- Resolution: Facilitate a group meeting about the purpose and scope of the contract. Reset expectations about what the supplier has been contracted to provide. You may be able to get the supplier to make minor adjustments to appease some of the requests.
- Tip: Ensure the focus is on resetting stakeholders back to the shared outcome and not individual desires or opinions.
2. People don’t like change, get in front of this
New people have come out of the woodwork that suddenly have an opinion about how things should have been structured or worse – who you should have chosen and they’re kicking up a fuss. Drama!
- Pitfall: The wrong people were involved or the right people weren’t in the room.
- Resolution: Most big project changes or contracts need a reference group or project team to help the implementation phase bed in for the first 6 months to a year. Offer to bring these people into the project team and get them involved with future reviews. It’s hard to complain if you’re part of the group….right?
- Tip: Make sure there is a solid communications and change management plan taking people along the journey and communicating the major project steps. Try to think of ways to involve end users to gain maximum chances of buy in e.g. trialing new furniture for a fit out project or sampling coffee for a new catering contract.
3. You specified the how
Things aren’t quite right and you can’t really put your finger on it. Things aren’t happening like you planned. The issues aren’t disappearing. Your managers aren’t as wowed as they were expecting and they’re starting to ask questions.
- Pitfall: You got what you asked for and that’s the problem. Buyers can sometimes feel the need to define not only what they need, but also how the supplier should solve this problem.
- Resolution: The market will respond to what you put out, so be careful what you ask for. Leave as much room as possible for suppliers to make their mark and do what they do best, which is to know their stuff and their industry.
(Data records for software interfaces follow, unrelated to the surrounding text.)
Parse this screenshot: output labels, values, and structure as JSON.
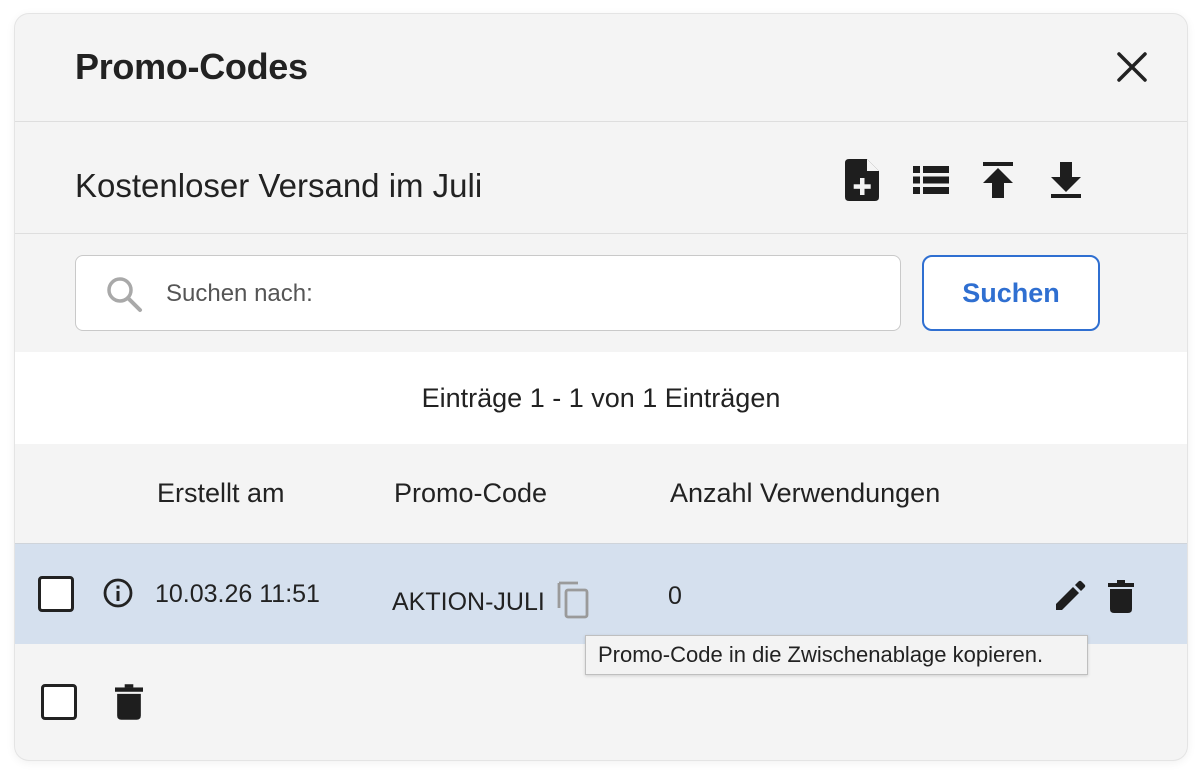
{
  "dialog": {
    "title": "Promo-Codes",
    "close_icon": "close-icon"
  },
  "campaign": {
    "name": "Kostenloser Versand im Juli",
    "toolbar": [
      {
        "name": "add-document-icon"
      },
      {
        "name": "list-icon"
      },
      {
        "name": "upload-icon"
      },
      {
        "name": "download-icon"
      }
    ]
  },
  "search": {
    "placeholder": "Suchen nach:",
    "value": "",
    "button_label": "Suchen",
    "icon": "search-icon"
  },
  "pagination": {
    "summary": "Einträge 1 - 1 von 1 Einträgen"
  },
  "table": {
    "columns": [
      "Erstellt am",
      "Promo-Code",
      "Anzahl Verwendungen"
    ],
    "rows": [
      {
        "created": "10.03.26 11:51",
        "code": "AKTION-JULI",
        "uses": "0",
        "selected": false
      }
    ]
  },
  "tooltip": {
    "text": "Promo-Code in die Zwischenablage kopieren."
  },
  "colors": {
    "accent": "#2f6fd1",
    "row_highlight": "#d5e0ee",
    "panel": "#f4f4f4"
  }
}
Ensure you leave room for creative solutions, suitable alternatives and innovation.
- Tip: If you’re trying to solve a problem have you nailed down the right root issue? Try the five whys concept to ensure you buy what you really need
4. Contract Management, what’s that?
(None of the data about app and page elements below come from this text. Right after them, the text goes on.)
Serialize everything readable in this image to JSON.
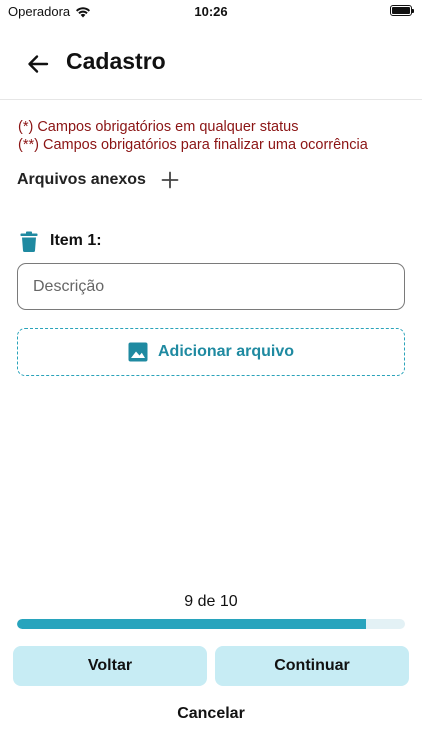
{
  "status_bar": {
    "carrier": "Operadora",
    "time": "10:26"
  },
  "header": {
    "title": "Cadastro"
  },
  "notes": {
    "required_any": "(*) Campos obrigatórios em qualquer status",
    "required_finish": "(**) Campos obrigatórios para finalizar uma ocorrência"
  },
  "attachments": {
    "label": "Arquivos anexos",
    "items": [
      {
        "title": "Item 1:",
        "description_placeholder": "Descrição",
        "description_value": "",
        "add_file_label": "Adicionar arquivo"
      }
    ]
  },
  "progress": {
    "text": "9 de 10",
    "current": 9,
    "total": 10
  },
  "footer": {
    "back_label": "Voltar",
    "continue_label": "Continuar",
    "cancel_label": "Cancelar"
  },
  "icons": {
    "back": "arrow-left-icon",
    "add": "plus-icon",
    "delete": "trash-icon",
    "image": "image-icon",
    "wifi": "wifi-icon",
    "battery": "battery-icon"
  },
  "colors": {
    "accent": "#28a4bd",
    "accent_text": "#1f8aa1",
    "button_bg": "#c7ecf4",
    "notes": "#8b1414",
    "track": "#e3f1f5"
  }
}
The project team disappear once the contract is signed, they high five each other as they head back to their day jobs and slap the documentation on the contract manager’s desk. You check in one month later and the contract isn’t working – complaints are rolling in from all fronts.
- Pitfall: Often the time investment of managing a contract particularly at the mobilisation phase is not properly scoped out and/or other priorities creep in.
- Resolution: Ensure the project team sticks around for the all important start-up and that the contract manager is in the sourcing project from the beginning. You’d be surprised how often this simple action is not undertaken.
- Tip: Keep the regular project meetings for the first three months of the contract. Ensure you try to realistically gauge how much time this contract will take to manage and get the right cover.
5. Different supplier but same result, what happened?
This contract was meant to deliver real changes, but a year or two in, it’s just the same service and results the last supplier gave. What happened to the agreement of innovation, ideas, incentives for high KPI scores and phase 2 of implementing a new system?
- Pitfall: There are a few things that could be going on here: either the process asked for a whole lot of things the buyer wasn’t ready for, or didn’t have the commercial readiness to be able to realistically achieve; The supplier hasn’t been managed or given any clear direction; Protracted contract negotiations stifled innovation, goodwill and squeezed margins.
- Resolution: Time for an honest 360 feedback meeting. Be clear on what you want and what you are able to achieve.
- Tip: It’s great to have thirst and hunger to do things differently, but be careful not to over scope what you need or what the organisation is ready for. If you aren’t going to portion risk evenly then don’t enter into a pain / gain share model (for example).
Next time you’re part of a large project team or leading a procurement process that will result in a new supplier, make sure you think ahead and mitigate these potential pitfalls to ensure your next contract implementation ain’t no drama llama.